WATERBURY -- Gov. Peter Shumlin helped construction crews pour one of the first concrete footings Tuesday in what will become the new state office complex, replacing a series of buildings that became unusable after flooding from Tropical Storm Irene almost three years ago.
The governor wrestled a hose from a concrete pump while state and local politicians and dignitaries watched during a ceremony to highlight the project and what will be the eventual return to Waterbury of about 900 state workers displaced by the flood.
Demolition and site work has been underway for months. The $125 million project includes a new 86,000-square-foot office building, a 20,000-square-foot central plant and the renovation of 13 buildings that were on the site before the flood.
The new office building, where Shumlin helped pour the foundation, is being built above the 500-year flood stage so it can escape damage when nearby Winooski River floods again.

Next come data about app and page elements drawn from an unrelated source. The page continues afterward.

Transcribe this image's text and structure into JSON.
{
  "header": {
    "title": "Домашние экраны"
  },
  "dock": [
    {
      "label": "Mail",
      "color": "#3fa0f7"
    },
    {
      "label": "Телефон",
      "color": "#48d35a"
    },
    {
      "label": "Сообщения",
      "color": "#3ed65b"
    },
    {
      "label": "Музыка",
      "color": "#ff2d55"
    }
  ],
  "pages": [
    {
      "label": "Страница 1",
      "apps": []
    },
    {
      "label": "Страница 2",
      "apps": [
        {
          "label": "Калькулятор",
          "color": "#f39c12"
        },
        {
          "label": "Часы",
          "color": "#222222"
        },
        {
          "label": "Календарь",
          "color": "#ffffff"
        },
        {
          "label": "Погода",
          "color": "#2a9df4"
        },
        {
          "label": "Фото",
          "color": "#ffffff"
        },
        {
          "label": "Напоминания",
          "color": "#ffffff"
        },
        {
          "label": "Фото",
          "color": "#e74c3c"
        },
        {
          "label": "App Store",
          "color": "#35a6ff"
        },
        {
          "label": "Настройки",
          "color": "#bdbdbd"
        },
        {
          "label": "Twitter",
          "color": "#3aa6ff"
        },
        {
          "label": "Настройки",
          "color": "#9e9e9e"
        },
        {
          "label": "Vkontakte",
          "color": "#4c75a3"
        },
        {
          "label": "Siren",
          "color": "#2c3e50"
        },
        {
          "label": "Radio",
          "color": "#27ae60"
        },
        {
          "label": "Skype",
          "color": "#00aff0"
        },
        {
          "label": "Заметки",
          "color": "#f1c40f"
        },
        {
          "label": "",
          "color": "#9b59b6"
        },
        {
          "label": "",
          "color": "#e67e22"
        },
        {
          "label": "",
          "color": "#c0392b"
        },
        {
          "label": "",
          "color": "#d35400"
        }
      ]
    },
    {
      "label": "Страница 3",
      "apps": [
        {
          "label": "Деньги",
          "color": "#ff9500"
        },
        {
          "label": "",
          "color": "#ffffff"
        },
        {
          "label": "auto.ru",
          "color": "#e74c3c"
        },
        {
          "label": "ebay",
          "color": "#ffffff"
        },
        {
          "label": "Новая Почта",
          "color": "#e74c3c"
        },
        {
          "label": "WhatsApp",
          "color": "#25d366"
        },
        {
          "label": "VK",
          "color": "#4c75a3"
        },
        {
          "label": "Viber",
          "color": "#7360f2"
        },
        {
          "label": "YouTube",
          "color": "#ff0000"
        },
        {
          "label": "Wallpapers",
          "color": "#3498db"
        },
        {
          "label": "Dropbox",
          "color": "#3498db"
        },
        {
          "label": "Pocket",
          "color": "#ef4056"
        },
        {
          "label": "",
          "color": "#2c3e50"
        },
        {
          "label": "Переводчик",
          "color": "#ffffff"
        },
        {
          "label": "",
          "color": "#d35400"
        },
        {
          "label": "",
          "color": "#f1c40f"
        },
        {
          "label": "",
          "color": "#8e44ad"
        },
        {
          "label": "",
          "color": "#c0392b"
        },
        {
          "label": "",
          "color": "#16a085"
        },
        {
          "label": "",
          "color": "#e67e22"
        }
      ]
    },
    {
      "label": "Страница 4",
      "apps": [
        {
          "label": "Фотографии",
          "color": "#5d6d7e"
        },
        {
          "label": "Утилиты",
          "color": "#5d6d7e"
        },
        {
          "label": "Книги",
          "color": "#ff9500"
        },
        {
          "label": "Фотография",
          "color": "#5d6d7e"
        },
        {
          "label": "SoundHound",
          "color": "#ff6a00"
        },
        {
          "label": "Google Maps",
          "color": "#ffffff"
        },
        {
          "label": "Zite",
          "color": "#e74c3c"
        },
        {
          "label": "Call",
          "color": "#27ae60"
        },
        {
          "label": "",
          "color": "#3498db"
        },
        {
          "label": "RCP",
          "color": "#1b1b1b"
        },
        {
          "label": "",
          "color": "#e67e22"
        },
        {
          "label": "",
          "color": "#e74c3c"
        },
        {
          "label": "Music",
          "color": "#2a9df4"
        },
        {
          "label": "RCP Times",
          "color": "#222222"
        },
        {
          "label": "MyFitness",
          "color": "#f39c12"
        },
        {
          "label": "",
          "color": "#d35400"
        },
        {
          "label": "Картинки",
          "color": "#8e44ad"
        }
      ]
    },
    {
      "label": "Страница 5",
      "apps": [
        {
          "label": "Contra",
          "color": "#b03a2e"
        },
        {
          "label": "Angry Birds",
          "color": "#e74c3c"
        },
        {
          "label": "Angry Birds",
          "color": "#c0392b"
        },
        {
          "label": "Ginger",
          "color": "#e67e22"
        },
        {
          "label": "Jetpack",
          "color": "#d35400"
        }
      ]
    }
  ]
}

"It means that we are going to deliver on our promise of rebuilding after Irene stronger and better than the way she found us," Shumlin said.
When the Winooski River overflowed its banks Aug. 28, 2011, it forced the evacuation of the Vermont State Hospital and its patients, then on the grounds of the complex. More than 1,000 state workers had to find new offices. The only major building still in use since the storm is the Public Safety Building.
The new office building will house the Agency of Human Services, whose employees are now working in temporary quarters elsewhere.
Many of the buildings were originally constructed in the late 19th century to house the predecessor of the Vermont State Hospital. Most of the complex was converted to use by other state agencies about 30 years ago.
The 13 buildings that are being renovated have a total of about 115,000-square feet of office space.
The project is being paid for with state and federal funds and insurance proceeds.
Construction is expected to be completed by the end of 2015, and the building become home to about 900 employees of the Agency of Human Services.